In a recent conversation with my mother, I was surprised to find a history of cancer on both sides of my family. I’m fairly young, but wondered what kind of cancer prevention action should I be taking? When would I have to start screening? Answers came to me by way of Elise Everett, MD, gynecologic oncologist, associate professor in the UVM Department of Obstetrics, Gynecology and Reproductive Sciences, and member of the UVM Cancer Center.
Her recent interview on WCAX’s Across the Fence taught me a little more about cancers that effect women and made me very interested to learn more!
I thought gynecologic cancers only had to do with breast and ovarian cancer, but learned the term also includes cervical, fallopian tube, uterine, vaginal, and vulvar cancers.

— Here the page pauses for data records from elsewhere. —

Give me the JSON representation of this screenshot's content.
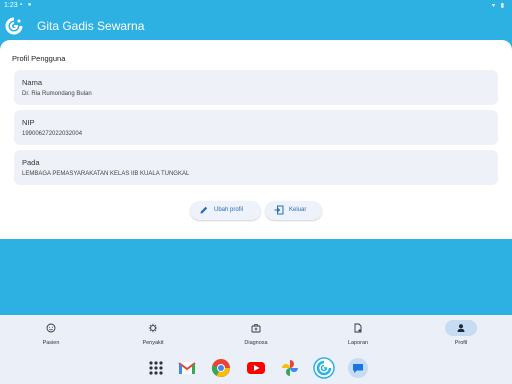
{
  "status_bar": {
    "time": "1:23",
    "left_icons": "▪ ●",
    "right_icons": "▾ ▮"
  },
  "app": {
    "title": "Gita Gadis Sewarna",
    "logo_icon": "gita-logo-icon"
  },
  "profile": {
    "section_title": "Profil Pengguna",
    "fields": [
      {
        "label": "Nama",
        "value": "Dr. Ria Rumondang Bulan"
      },
      {
        "label": "NIP",
        "value": "199006272022032004"
      },
      {
        "label": "Pada",
        "value": "LEMBAGA PEMASYARAKATAN KELAS IIB KUALA TUNGKAL"
      }
    ],
    "edit_button": "Ubah profil",
    "logout_button": "Keluar"
  },
  "nav": {
    "items": [
      {
        "label": "Pasien",
        "icon": "patient-face-icon",
        "active": false
      },
      {
        "label": "Penyakit",
        "icon": "virus-icon",
        "active": false
      },
      {
        "label": "Diagnosa",
        "icon": "diagnosis-kit-icon",
        "active": false
      },
      {
        "label": "Laporan",
        "icon": "report-file-icon",
        "active": false
      },
      {
        "label": "Profil",
        "icon": "person-icon",
        "active": true
      }
    ]
  },
  "taskbar": {
    "apps": [
      "app-drawer-icon",
      "gmail-icon",
      "chrome-icon",
      "youtube-icon",
      "photos-icon",
      "gita-app-icon",
      "messages-icon"
    ]
  },
  "colors": {
    "primary": "#2db1e3",
    "accent": "#2a6bb5",
    "card": "#eef1f8",
    "nav": "#eaeff8",
    "active_pill": "#c5dcf3"
  }
}
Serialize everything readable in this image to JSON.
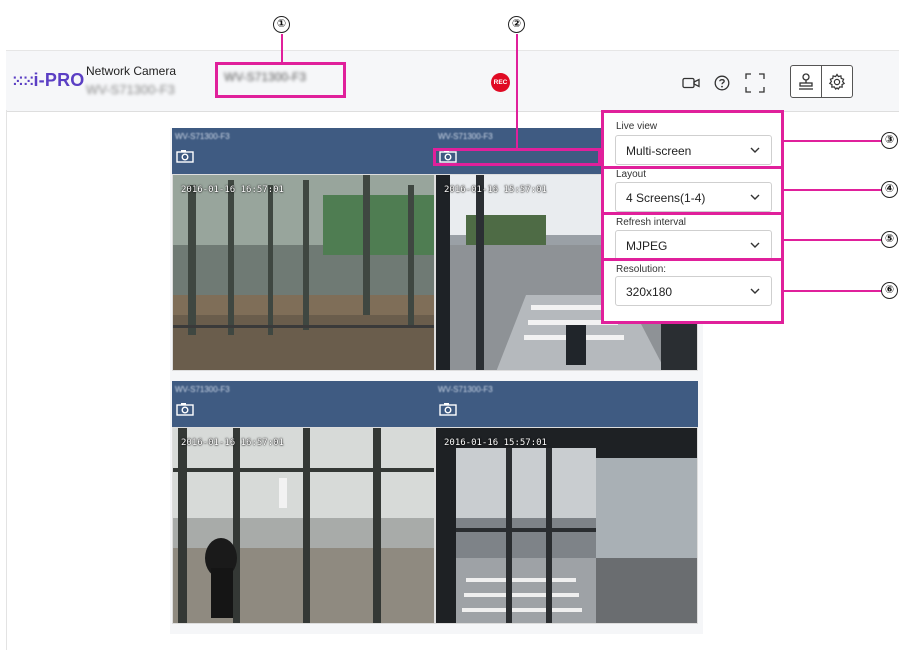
{
  "header": {
    "logo_dots": "⁙⁙",
    "logo_text": "i-PRO",
    "product_label": "Network Camera",
    "model_text": "WV-S71300-F3",
    "camera_title": "WV-S71300-F3",
    "rec_badge": "REC"
  },
  "toolbar": {
    "icons": [
      "video-camera-icon",
      "help-circle-icon",
      "fullscreen-icon",
      "user-maintenance-icon",
      "gear-icon"
    ]
  },
  "cameras": [
    {
      "name": "WV-S71300-F3",
      "timestamp": "2016-01-16 16:57:01"
    },
    {
      "name": "WV-S71300-F3",
      "timestamp": "2016-01-16 15:57:01"
    },
    {
      "name": "WV-S71300-F3",
      "timestamp": "2016-01-16 16:57:01"
    },
    {
      "name": "WV-S71300-F3",
      "timestamp": "2016-01-16 15:57:01"
    }
  ],
  "panel": {
    "live_view": {
      "label": "Live view",
      "value": "Multi-screen"
    },
    "layout": {
      "label": "Layout",
      "value": "4 Screens(1-4)"
    },
    "refresh_interval": {
      "label": "Refresh interval",
      "value": "MJPEG"
    },
    "resolution": {
      "label": "Resolution:",
      "value": "320x180"
    }
  },
  "callouts": [
    "①",
    "②",
    "③",
    "④",
    "⑤",
    "⑥"
  ],
  "colors": {
    "accent_magenta": "#e0209b",
    "header_bar": "#3f5b82",
    "brand_purple": "#5b3fc4",
    "rec_red": "#e00a24"
  }
}
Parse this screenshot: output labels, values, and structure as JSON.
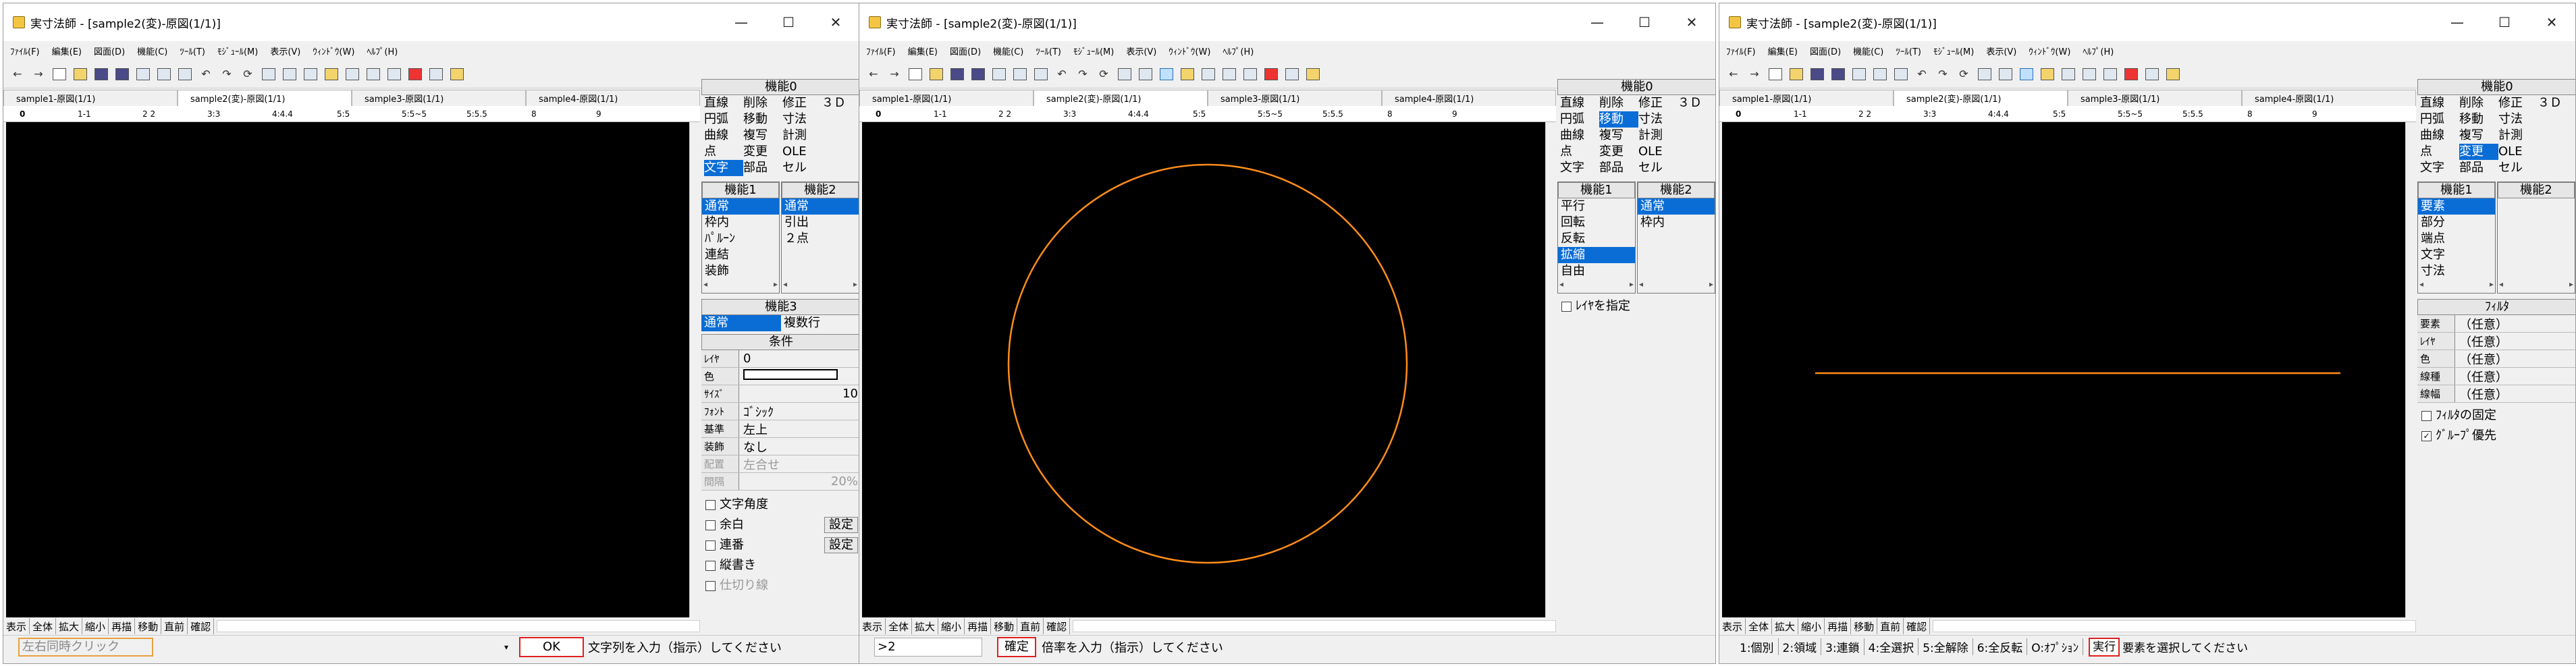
{
  "title": "実寸法師 - [sample2(変)-原図(1/1)]",
  "menu": [
    "ﾌｧｲﾙ(F)",
    "編集(E)",
    "図面(D)",
    "機能(C)",
    "ﾂｰﾙ(T)",
    "ﾓｼﾞｭｰﾙ(M)",
    "表示(V)",
    "ｳｨﾝﾄﾞｳ(W)",
    "ﾍﾙﾌﾟ(H)"
  ],
  "tabs": [
    "sample1-原図(1/1)",
    "sample2(変)-原図(1/1)",
    "sample3-原図(1/1)",
    "sample4-原図(1/1)"
  ],
  "layers": [
    "0",
    "1-1",
    "2 2",
    "3:3",
    "4:4.4",
    "5:5",
    "5:5~5",
    "5:5.5",
    "8",
    "9"
  ],
  "window_buttons": [
    "—",
    "☐",
    "✕"
  ],
  "nav_left": "←",
  "nav_right": "→",
  "bottom_buttons": [
    "表示",
    "全体",
    "拡大",
    "縮小",
    "再描",
    "移動",
    "直前",
    "確認"
  ],
  "panel_kino0": {
    "title": "機能0",
    "items": [
      "直線",
      "削除",
      "修正",
      "３Ｄ",
      "円弧",
      "移動",
      "寸法",
      "",
      "曲線",
      "複写",
      "計測",
      "",
      "点",
      "変更",
      "OLE",
      "",
      "文字",
      "部品",
      "セル",
      ""
    ]
  },
  "w1": {
    "kino1_title": "機能1",
    "kino1": [
      "通常",
      "枠内",
      "ﾊﾟﾙｰﾝ",
      "連結",
      "装飾"
    ],
    "kino2_title": "機能2",
    "kino2": [
      "通常",
      "引出",
      "２点"
    ],
    "kino3_title": "機能3",
    "kino3": [
      "通常",
      "複数行"
    ],
    "cond_title": "条件",
    "conditions": [
      {
        "k": "ﾚｲﾔ",
        "v": "0"
      },
      {
        "k": "色",
        "v": ""
      },
      {
        "k": "ｻｲｽﾞ",
        "v": "10"
      },
      {
        "k": "ﾌｫﾝﾄ",
        "v": "ｺﾞｼｯｸ"
      },
      {
        "k": "基準",
        "v": "左上"
      },
      {
        "k": "装飾",
        "v": "なし"
      },
      {
        "k": "配置",
        "v": "左合せ"
      },
      {
        "k": "間隔",
        "v": "20%"
      }
    ],
    "checks": [
      "文字角度",
      "余白",
      "連番",
      "縦書き",
      "仕切り線"
    ],
    "settei": [
      "設定",
      "設定"
    ],
    "input_value": "左右同時クリック",
    "ok": "OK",
    "message": "文字列を入力（指示）してください"
  },
  "w2": {
    "kino1_title": "機能1",
    "kino1": [
      "平行",
      "回転",
      "反転",
      "拡縮",
      "自由"
    ],
    "kino2_title": "機能2",
    "kino2": [
      "通常",
      "枠内"
    ],
    "check": "ﾚｲﾔを指定",
    "input_value": "2",
    "confirm": "確定",
    "message": "倍率を入力（指示）してください",
    "circle_color": "#ff8c1a"
  },
  "w3": {
    "kino1_title": "機能1",
    "kino1": [
      "要素",
      "部分",
      "端点",
      "文字",
      "寸法"
    ],
    "kino2_title": "機能2",
    "filter_title": "ﾌｨﾙﾀ",
    "filters": [
      {
        "k": "要素",
        "v": "（任意）"
      },
      {
        "k": "ﾚｲﾔ",
        "v": "（任意）"
      },
      {
        "k": "色",
        "v": "（任意）"
      },
      {
        "k": "線種",
        "v": "（任意）"
      },
      {
        "k": "線幅",
        "v": "（任意）"
      }
    ],
    "checks": [
      "ﾌｨﾙﾀの固定",
      "ｸﾞﾙｰﾌﾟ優先"
    ],
    "status_buttons": [
      "1:個別",
      "2:領域",
      "3:連鎖",
      "4:全選択",
      "5:全解除",
      "6:全反転",
      "O:ｵﾌﾟｼｮﾝ"
    ],
    "execute": "実行",
    "message": "要素を選択してください",
    "line_color": "#ff8c1a"
  },
  "colors": {
    "selection": "#0a6dd6",
    "canvas": "#000000",
    "highlight_border": "#e02020"
  }
}
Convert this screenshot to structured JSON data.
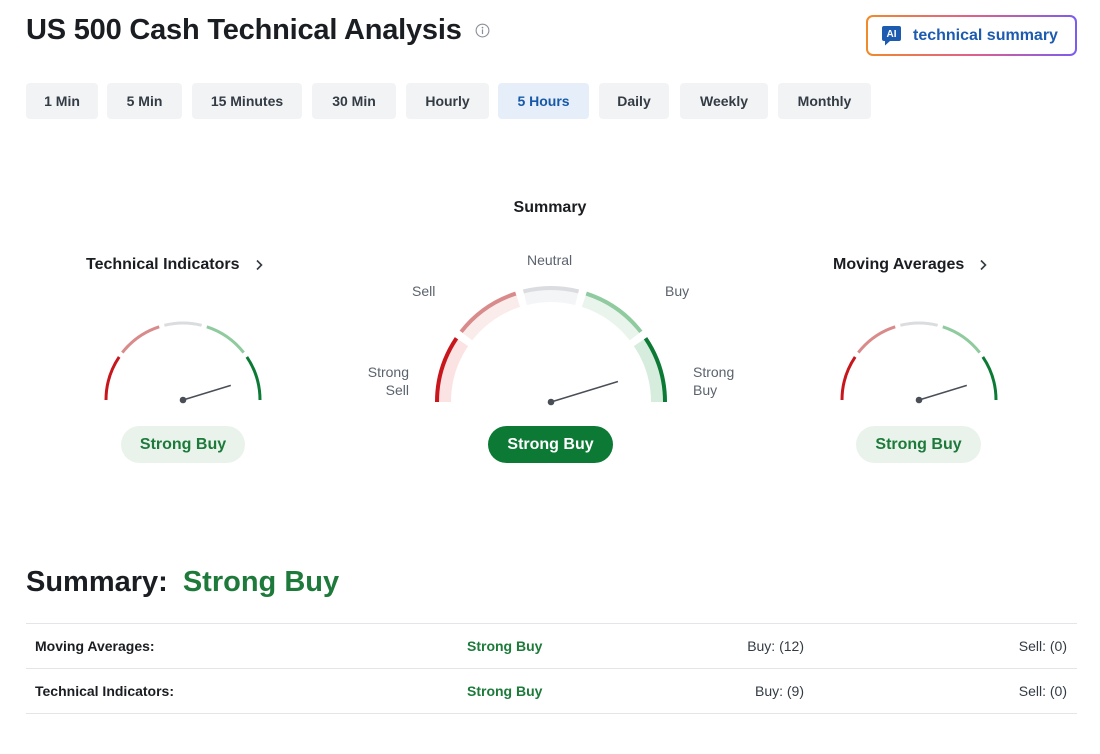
{
  "page": {
    "title": "US 500 Cash Technical Analysis"
  },
  "ai_button": {
    "badge": "AI",
    "label": "technical summary"
  },
  "timeframes": {
    "items": [
      "1 Min",
      "5 Min",
      "15 Minutes",
      "30 Min",
      "Hourly",
      "5 Hours",
      "Daily",
      "Weekly",
      "Monthly"
    ],
    "selected": "5 Hours"
  },
  "gauges": {
    "technical_indicators": {
      "title": "Technical Indicators",
      "result": "Strong Buy"
    },
    "summary": {
      "title": "Summary",
      "result": "Strong Buy",
      "scale_labels": {
        "strong_sell_1": "Strong",
        "strong_sell_2": "Sell",
        "sell": "Sell",
        "neutral": "Neutral",
        "buy": "Buy",
        "strong_buy_1": "Strong",
        "strong_buy_2": "Buy"
      }
    },
    "moving_averages": {
      "title": "Moving Averages",
      "result": "Strong Buy"
    }
  },
  "summary": {
    "label": "Summary:",
    "value": "Strong Buy",
    "rows": [
      {
        "name": "Moving Averages:",
        "signal": "Strong Buy",
        "buy": "Buy: (12)",
        "sell": "Sell: (0)"
      },
      {
        "name": "Technical Indicators:",
        "signal": "Strong Buy",
        "buy": "Buy: (9)",
        "sell": "Sell: (0)"
      }
    ]
  },
  "colors": {
    "strong_sell": "#c8161d",
    "sell": "#d98b8b",
    "neutral": "#dadcdf",
    "buy": "#8fcb9f",
    "strong_buy": "#0c7a35",
    "accent_blue": "#1759a8"
  }
}
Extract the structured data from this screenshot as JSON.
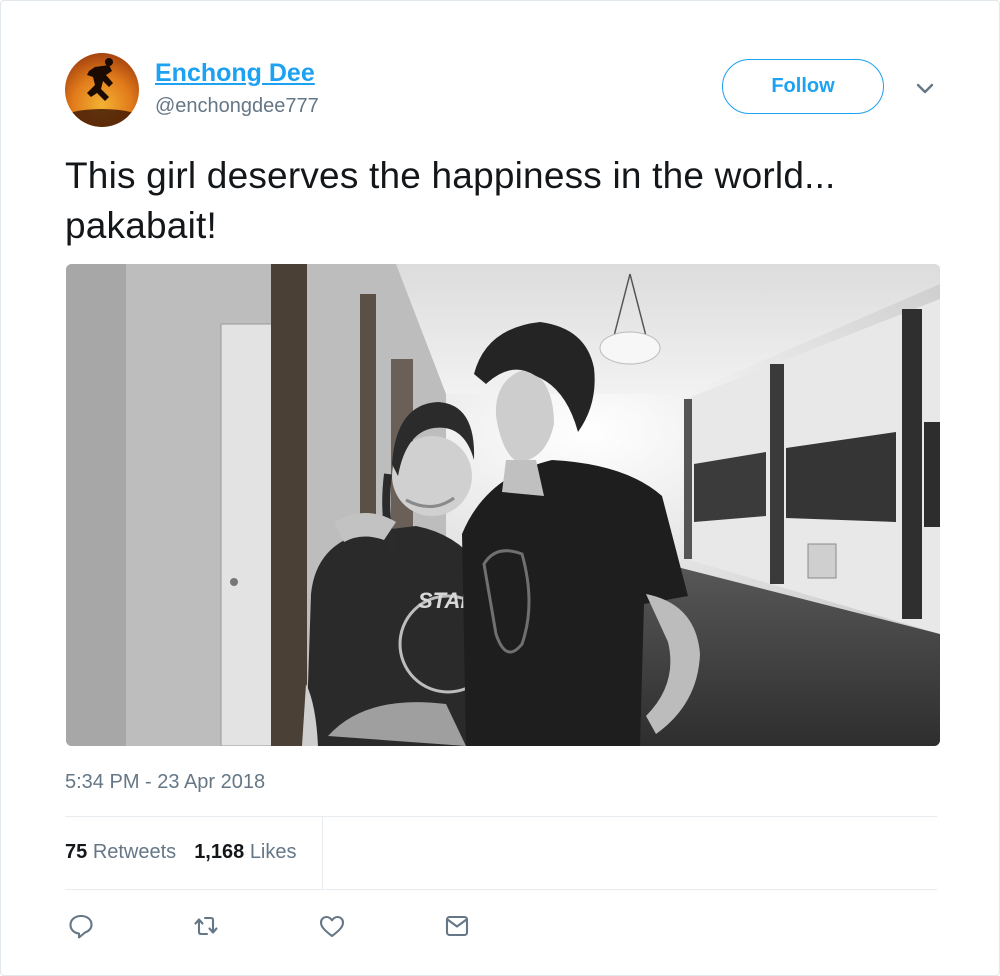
{
  "author": {
    "name": "Enchong Dee",
    "handle": "@enchongdee777"
  },
  "follow_label": "Follow",
  "tweet": {
    "text": "This girl deserves the happiness in the world... pakabait!",
    "photo_shirt_text": "STAR WARS",
    "timestamp": "5:34 PM - 23 Apr 2018"
  },
  "stats": {
    "retweets_count": "75",
    "retweets_label": "Retweets",
    "likes_count": "1,168",
    "likes_label": "Likes"
  },
  "icons": {
    "caret": "chevron-down-icon",
    "reply": "reply-icon",
    "retweet": "retweet-icon",
    "like": "heart-icon",
    "message": "envelope-icon"
  },
  "colors": {
    "accent": "#1da1f2",
    "secondary_text": "#657786",
    "icon": "#657786",
    "border": "#e1e8ed"
  }
}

There are some preventative screening measures, like mammograms that screen for breast cancer, or pap smears that screen for cervical cancer. Unfortunately, not all gynecologic cancers have screenings, but there are certain things we can do to be proactive about prevention and detection.
Gynecologic Cancer Prevention Tips
The first is to be knowledgeable about family history (check!).
The second is to examine your lifestyle. The abnormal genes that cause cancer can be genetic, but they can also be acquired through your daily life or by just getting older. While we can’t avoid aging, we can protect ourselves from things like excessive UV exposure, smoking cigarettes, or having unprotected sex. The human papilloma virus (HPV) can cause a few types of cancers, so protecting yourself with the vaccine is important to consider as well. (And, I learned, it’s important for boys to consider, too.)
Now for some scary news: ovarian cancer is the most deadly of all the gynecological cancers. There is no screening test for ovarian cancer – and unlike breasts, where you might find lumps, your ovaries are internal, and the symptoms for ovarian cancer are vague. Really vague. Like feeling bloated, changes in bowel habits, or feeling full before you’ve eaten a full meal. I started to panic, because all of these “symptoms” happen to me with some frequency. To test myself I forced myself to eat about two portions of linguini, and I still was not full. Test successful.
Dr. Everett says the key to detection in the case where there are no screening options is to know yourself. Everyone is different, and everyone has a different “normal.” Take serious stock of your body and if things feel consistently, persistently off – tell your primary care physician.
The key to all of this is education, education, education. Ask questions. Know your body, know your family, and learn all that you can about preventative measures. To this end, I was glad to learn from Dr. Everett that there will be a free, all-day education event on October 7 – the 19th Annual Women’s Health and Cancer Conference, hosted by the UVM Cancer Center. I plan to be there with my notepad in hand!
To learn more, or to register for this free event go to www.vermontcancer.org.
Jacqueline Lawler is a communications/events specialist and proud millennial. She loves all things theatre, performing arts, and to cook Italian food.